● Ice pack: Cold helps reduce blood flow. Try a cold compress on your forehead for quick relief.
● Magnesium & riboflavin supplements: Diet is a huge part of migraine prevention. Try eating more leafy greens for magnesium, such as kale and spinach. Also, incorporate riboflavin-rich foods like salmon, mushroom, spinach, and almonds. You can also use migraine supplements for both these compounds.
● Yoga classes: Yoga use a mind-body approach that can help you get good aerobic exercise, while also practicing relaxation techniques.
● Migraine glasses: FL-41 lenses are great for preventing migraines. These glasses have a special tint that helps reduce migraine impact. If bright light is a trigger for you, try these lenses.
● Chiropractic care: Chiropractic care may also be a good idea. An expert chiropractic clinic can help analyze your triggers and look for physical adjustments and dietary plans to reduce symptoms.
Experts don’t yet fully understand the mechanisms behind migraines. However, it’s important to understand the unique challenges that women face regarding migraines, including hormonal, emotional, physical, dietary and environment. By looking at these reasons, we can create more effective treatments for women and reduce the debilitating impact that migraines have on women everywhere.
About the Author, Dr. Brent Wells
Dr. Brent Wells is a graduate of the University of Nevada where he earned his bachelor of science degree before moving on to complete his doctorate from Western States Chiropractic College. He founded Better Health Chiropractic & Physical Rehab in 1998. He became passionate about being a chiropractor after his own experiences with hurried, unprofessional healthcare providers.

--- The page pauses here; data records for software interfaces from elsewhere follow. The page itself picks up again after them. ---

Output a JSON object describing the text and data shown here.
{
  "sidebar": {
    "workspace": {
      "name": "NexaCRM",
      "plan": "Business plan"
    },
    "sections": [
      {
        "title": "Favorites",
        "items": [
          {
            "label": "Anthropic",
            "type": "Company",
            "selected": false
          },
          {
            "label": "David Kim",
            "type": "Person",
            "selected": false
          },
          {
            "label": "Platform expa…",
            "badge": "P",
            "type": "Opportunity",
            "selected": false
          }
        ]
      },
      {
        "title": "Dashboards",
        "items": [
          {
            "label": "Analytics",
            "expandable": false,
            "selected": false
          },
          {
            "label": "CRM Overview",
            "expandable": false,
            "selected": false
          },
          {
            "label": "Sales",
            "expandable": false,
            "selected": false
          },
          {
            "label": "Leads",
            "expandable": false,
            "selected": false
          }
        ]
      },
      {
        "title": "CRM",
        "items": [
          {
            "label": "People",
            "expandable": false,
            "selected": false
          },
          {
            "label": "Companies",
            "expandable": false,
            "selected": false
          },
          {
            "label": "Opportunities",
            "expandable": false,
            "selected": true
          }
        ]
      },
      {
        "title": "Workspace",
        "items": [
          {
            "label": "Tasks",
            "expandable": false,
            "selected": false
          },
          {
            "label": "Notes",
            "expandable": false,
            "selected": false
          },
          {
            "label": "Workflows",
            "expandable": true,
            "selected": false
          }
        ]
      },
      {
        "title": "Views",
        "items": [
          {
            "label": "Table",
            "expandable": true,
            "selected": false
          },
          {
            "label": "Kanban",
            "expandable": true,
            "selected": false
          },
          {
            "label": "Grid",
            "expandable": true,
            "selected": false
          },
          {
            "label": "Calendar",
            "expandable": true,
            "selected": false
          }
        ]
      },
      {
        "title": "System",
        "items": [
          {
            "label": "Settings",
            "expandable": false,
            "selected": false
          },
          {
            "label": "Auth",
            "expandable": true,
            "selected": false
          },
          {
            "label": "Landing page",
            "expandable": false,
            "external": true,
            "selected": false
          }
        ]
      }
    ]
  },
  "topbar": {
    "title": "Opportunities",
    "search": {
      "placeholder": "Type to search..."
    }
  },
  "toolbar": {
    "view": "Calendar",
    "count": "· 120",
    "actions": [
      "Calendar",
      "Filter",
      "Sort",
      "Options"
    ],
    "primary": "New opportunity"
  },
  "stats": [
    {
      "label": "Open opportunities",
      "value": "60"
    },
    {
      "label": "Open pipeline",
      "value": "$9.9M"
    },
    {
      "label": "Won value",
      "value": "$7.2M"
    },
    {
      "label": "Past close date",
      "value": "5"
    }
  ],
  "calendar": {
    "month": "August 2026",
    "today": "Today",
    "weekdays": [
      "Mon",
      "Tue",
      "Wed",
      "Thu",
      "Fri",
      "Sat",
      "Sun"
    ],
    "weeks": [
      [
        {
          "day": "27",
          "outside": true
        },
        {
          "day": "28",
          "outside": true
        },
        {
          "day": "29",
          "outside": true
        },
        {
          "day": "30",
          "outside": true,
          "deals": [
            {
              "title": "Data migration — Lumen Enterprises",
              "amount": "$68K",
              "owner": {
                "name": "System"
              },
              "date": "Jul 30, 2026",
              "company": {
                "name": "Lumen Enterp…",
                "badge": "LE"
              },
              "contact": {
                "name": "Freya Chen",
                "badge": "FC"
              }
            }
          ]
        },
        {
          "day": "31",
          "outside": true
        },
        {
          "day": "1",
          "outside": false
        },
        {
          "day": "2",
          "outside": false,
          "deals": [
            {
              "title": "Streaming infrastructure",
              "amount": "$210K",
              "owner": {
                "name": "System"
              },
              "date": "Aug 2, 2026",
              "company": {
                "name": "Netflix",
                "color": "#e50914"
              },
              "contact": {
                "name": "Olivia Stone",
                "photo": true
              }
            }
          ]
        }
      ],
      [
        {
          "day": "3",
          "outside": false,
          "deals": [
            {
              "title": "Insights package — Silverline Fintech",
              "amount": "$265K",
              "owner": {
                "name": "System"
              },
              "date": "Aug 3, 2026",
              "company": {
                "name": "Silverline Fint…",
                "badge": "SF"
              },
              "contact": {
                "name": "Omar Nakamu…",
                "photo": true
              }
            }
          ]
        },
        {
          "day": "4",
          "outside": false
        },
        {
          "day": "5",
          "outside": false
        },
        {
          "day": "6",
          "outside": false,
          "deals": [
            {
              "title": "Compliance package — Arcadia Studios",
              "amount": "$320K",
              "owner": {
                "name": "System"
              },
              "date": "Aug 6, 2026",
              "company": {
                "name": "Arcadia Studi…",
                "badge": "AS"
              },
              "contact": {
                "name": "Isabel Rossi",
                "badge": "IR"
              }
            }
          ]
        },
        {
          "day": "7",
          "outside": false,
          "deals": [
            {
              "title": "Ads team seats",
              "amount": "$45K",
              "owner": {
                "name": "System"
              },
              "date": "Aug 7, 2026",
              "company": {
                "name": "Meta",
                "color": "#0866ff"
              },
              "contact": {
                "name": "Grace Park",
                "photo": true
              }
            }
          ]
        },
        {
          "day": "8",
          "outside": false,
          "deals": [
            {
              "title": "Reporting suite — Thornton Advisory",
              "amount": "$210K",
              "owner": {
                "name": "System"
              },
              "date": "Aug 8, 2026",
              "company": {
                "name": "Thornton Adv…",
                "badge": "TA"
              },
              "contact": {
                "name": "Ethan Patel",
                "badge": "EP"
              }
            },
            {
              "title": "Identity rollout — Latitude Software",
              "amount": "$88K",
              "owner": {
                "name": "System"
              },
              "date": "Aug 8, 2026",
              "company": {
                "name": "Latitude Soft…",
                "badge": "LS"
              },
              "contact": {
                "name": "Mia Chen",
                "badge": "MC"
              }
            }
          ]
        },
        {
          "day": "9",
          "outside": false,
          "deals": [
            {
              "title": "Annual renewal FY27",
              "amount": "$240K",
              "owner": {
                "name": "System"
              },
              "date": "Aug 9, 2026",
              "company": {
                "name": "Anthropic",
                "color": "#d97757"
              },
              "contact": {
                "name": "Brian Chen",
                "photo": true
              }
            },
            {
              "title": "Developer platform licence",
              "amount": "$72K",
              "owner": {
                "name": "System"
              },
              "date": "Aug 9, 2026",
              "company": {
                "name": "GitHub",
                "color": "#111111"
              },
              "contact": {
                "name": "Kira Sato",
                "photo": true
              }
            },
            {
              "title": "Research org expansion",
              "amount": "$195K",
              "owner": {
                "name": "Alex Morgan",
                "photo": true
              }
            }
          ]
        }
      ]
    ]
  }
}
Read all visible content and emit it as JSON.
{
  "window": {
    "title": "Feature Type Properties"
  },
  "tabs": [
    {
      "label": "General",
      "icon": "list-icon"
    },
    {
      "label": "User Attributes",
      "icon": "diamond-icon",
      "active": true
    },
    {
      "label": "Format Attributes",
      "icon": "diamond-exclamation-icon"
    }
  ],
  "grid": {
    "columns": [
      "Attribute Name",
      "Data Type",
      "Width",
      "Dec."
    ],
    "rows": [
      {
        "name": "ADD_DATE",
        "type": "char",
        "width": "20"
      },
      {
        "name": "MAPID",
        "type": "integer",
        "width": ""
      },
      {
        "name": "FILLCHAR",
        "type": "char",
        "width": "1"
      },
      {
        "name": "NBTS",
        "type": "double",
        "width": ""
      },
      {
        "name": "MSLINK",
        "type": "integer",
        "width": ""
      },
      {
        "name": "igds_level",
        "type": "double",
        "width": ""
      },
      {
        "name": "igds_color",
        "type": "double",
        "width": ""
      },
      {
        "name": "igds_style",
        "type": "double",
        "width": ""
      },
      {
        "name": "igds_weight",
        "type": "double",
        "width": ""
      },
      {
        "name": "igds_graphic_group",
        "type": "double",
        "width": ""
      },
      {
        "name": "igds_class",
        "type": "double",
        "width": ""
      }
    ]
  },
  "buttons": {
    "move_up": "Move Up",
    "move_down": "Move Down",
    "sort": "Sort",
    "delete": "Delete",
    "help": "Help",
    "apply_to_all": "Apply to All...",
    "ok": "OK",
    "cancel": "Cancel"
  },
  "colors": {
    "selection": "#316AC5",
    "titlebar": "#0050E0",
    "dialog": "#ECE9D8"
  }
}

The goal for Dr. Wells is to treat his patients with care and compassion while providing them with a better quality of life through his professional treatment.